**WORK ITEM**
Please write out the whole listing that follows exactly; the pictures stay out.

**PROVIDED RECORDS**
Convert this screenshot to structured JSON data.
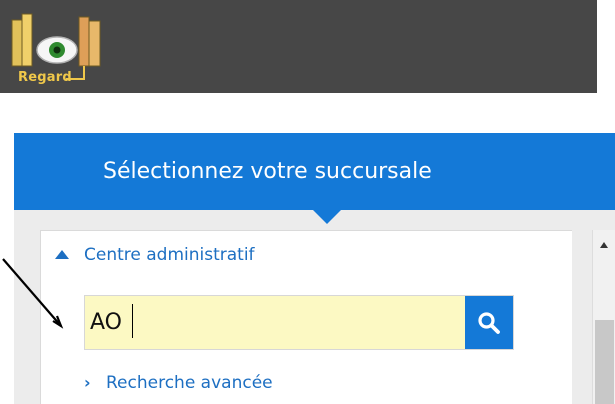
{
  "header": {
    "logo_text": "Regard",
    "logo_icon": "regard-logo-icon"
  },
  "selector": {
    "title": "Sélectionnez votre succursale",
    "centre_link": "Centre administratif",
    "search": {
      "value": "AO",
      "placeholder": "",
      "button_icon": "search-icon"
    },
    "advanced_link": "Recherche avancée"
  },
  "colors": {
    "topbar": "#474747",
    "accent": "#1479d7",
    "link": "#1d6fc2",
    "input_background": "#fcf9c3"
  }
}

**EXERCISE RESULT**
Convert this screenshot to structured JSON data.
{
  "header": {
    "logo_text": "Regard",
    "logo_icon": "regard-logo-icon"
  },
  "selector": {
    "title": "Sélectionnez votre succursale",
    "centre_link": "Centre administratif",
    "search": {
      "value": "AO",
      "placeholder": "",
      "button_icon": "search-icon"
    },
    "advanced_link": "Recherche avancée"
  },
  "colors": {
    "topbar": "#474747",
    "accent": "#1479d7",
    "link": "#1d6fc2",
    "input_background": "#fcf9c3"
  }
}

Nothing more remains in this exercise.